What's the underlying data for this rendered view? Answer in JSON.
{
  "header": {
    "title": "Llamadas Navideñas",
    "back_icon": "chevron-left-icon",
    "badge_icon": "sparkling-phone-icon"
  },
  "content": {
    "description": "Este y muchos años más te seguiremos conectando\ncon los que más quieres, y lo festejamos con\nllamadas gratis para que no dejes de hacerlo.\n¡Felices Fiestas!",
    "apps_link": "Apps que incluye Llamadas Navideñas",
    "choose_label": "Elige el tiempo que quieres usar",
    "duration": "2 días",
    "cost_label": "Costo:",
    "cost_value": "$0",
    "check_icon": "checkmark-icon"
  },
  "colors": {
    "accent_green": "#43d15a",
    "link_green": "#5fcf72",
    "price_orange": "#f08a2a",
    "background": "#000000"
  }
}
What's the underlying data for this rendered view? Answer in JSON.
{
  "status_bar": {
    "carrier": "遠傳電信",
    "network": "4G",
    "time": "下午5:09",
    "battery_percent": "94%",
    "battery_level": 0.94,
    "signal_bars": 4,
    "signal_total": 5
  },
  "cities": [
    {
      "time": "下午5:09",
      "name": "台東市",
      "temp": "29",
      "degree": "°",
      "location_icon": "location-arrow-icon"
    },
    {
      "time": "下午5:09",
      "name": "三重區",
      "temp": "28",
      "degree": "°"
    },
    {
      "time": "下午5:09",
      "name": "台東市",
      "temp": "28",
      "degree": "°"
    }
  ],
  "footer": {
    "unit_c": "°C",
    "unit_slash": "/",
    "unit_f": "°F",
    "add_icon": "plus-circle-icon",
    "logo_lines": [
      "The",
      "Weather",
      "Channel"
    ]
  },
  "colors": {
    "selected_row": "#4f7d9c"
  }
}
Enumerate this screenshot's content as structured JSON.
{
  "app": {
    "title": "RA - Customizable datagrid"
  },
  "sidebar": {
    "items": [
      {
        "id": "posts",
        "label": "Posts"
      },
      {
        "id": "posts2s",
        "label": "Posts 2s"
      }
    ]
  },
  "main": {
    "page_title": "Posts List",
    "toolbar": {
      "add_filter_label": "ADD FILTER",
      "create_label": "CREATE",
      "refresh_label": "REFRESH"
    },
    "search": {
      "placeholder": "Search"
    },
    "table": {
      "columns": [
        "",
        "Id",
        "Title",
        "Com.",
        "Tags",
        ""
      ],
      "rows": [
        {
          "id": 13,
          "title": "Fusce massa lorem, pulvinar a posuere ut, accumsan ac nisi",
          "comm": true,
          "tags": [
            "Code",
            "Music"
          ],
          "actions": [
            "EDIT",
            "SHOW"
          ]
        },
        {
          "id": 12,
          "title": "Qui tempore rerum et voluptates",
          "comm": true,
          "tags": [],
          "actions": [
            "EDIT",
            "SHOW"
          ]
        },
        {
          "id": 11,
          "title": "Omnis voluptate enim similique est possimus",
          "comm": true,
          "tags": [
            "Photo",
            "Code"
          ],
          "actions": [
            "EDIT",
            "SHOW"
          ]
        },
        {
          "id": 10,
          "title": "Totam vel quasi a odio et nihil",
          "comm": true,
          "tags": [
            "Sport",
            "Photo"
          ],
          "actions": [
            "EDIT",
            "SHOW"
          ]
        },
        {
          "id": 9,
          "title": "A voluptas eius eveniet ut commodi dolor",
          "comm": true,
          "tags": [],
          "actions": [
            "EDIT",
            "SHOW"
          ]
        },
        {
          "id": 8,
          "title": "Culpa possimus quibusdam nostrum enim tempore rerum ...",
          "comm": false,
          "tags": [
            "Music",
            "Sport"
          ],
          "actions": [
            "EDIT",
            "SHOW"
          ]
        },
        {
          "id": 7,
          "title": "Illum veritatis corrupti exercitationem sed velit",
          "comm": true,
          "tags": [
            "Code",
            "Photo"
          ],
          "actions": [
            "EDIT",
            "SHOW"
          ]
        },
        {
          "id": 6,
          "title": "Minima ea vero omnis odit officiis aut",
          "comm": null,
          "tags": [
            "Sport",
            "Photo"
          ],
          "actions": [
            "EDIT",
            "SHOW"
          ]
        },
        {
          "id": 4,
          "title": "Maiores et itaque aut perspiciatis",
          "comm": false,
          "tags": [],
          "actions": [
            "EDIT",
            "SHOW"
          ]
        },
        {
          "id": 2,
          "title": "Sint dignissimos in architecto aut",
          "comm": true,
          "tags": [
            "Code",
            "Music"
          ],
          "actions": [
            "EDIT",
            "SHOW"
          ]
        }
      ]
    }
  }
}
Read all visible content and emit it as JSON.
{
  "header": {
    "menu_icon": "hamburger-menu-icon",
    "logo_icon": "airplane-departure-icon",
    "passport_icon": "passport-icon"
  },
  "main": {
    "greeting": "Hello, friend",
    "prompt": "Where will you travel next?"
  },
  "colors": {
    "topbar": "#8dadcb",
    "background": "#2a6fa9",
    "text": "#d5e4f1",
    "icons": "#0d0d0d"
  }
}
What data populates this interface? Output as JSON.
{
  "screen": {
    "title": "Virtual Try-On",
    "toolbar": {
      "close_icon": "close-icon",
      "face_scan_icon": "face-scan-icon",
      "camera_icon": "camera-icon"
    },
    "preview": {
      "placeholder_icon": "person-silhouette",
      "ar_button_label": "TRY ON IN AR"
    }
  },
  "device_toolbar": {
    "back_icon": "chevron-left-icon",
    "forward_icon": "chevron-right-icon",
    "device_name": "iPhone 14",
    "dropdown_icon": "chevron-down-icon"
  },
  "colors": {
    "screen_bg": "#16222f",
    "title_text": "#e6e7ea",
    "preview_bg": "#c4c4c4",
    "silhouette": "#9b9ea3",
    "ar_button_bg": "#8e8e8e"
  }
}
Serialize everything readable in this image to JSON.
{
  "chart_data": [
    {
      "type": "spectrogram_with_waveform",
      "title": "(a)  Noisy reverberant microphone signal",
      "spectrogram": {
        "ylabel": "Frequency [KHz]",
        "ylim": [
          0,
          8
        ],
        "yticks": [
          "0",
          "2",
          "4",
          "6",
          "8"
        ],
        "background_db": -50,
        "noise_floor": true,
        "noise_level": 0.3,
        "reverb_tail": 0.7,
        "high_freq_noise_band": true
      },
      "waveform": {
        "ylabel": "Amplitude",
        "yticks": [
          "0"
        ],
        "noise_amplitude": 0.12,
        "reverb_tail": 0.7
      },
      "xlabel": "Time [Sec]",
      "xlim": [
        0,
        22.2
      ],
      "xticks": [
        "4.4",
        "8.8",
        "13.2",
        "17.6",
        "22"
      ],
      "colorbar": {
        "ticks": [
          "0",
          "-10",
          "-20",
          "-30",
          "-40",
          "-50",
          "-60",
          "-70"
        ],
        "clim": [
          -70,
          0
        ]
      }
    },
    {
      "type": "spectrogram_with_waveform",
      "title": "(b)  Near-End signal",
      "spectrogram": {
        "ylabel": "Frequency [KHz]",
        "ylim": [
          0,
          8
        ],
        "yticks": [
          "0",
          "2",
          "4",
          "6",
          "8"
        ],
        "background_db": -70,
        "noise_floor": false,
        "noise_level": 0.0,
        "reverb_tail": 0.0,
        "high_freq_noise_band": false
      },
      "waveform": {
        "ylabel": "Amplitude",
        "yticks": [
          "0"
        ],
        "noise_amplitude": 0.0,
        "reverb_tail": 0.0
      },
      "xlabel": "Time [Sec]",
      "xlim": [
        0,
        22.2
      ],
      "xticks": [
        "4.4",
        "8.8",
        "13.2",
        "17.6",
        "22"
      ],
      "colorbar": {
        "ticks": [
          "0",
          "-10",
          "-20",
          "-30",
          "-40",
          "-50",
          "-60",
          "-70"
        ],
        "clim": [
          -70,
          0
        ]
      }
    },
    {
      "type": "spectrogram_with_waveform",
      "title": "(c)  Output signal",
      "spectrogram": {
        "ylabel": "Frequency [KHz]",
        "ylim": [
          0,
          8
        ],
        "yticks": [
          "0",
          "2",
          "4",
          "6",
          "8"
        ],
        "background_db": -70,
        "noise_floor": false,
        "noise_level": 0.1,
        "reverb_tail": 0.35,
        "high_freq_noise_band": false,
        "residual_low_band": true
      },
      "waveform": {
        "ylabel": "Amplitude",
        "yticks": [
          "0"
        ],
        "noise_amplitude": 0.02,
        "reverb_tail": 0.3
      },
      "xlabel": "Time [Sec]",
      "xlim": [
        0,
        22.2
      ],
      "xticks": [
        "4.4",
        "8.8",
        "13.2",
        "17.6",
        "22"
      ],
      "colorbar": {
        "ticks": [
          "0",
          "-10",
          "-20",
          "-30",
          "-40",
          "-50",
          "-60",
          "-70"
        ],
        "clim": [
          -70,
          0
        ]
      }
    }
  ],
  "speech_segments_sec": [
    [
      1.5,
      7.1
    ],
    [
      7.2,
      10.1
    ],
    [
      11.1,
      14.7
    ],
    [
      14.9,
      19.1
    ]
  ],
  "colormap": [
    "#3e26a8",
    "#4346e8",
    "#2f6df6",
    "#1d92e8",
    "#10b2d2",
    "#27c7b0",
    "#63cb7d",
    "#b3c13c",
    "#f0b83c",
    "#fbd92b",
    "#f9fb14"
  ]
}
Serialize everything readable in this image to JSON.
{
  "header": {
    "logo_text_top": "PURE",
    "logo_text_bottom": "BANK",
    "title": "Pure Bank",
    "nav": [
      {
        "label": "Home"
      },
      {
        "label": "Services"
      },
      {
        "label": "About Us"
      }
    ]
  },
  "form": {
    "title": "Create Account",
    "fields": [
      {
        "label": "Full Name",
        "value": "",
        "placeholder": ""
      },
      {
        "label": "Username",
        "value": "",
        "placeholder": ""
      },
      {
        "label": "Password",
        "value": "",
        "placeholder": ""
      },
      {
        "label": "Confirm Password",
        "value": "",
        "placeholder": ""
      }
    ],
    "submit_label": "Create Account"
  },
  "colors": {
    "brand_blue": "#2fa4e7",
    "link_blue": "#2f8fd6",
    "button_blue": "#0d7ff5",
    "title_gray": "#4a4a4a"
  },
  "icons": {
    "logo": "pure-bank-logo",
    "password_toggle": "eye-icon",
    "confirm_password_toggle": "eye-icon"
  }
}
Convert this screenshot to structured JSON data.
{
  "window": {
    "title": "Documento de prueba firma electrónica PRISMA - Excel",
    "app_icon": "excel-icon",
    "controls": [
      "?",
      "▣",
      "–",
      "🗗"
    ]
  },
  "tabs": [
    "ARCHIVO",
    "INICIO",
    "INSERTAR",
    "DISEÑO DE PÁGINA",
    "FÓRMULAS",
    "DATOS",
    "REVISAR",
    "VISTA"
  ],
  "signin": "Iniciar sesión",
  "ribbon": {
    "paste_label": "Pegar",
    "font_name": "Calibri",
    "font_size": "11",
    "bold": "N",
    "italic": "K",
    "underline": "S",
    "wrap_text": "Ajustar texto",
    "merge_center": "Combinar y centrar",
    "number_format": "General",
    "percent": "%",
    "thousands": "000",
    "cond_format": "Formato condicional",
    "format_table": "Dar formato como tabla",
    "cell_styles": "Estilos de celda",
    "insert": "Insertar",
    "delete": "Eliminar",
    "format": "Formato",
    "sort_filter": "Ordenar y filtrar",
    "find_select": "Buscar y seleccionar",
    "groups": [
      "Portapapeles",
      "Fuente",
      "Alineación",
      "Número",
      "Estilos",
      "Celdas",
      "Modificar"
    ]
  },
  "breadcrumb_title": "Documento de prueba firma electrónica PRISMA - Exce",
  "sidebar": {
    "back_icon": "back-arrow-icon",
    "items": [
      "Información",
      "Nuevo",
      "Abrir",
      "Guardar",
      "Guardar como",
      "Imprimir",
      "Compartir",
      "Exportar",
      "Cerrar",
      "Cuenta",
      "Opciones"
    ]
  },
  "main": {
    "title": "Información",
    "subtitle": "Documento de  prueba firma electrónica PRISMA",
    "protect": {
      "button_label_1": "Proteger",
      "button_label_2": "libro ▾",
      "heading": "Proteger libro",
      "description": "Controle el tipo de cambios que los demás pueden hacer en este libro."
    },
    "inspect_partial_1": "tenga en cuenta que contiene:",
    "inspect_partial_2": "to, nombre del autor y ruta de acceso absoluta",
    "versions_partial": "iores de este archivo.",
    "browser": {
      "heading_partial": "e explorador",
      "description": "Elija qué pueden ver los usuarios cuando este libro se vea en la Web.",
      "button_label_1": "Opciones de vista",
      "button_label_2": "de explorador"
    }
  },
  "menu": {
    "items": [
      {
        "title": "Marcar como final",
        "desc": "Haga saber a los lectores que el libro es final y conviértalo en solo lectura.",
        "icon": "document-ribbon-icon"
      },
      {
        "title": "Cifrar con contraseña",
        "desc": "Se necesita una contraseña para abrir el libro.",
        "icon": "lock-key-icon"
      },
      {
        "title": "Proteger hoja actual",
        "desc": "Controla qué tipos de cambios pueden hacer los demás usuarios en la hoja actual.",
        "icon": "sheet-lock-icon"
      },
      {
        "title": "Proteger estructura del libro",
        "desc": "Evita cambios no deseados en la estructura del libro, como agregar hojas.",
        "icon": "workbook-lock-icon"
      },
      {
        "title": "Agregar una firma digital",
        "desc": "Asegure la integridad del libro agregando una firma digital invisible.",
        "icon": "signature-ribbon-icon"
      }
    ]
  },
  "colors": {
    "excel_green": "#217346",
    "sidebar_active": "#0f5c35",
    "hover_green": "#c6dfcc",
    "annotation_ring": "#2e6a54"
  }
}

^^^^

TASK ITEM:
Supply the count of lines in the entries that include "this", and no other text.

PROBLEM SOLUTION:
7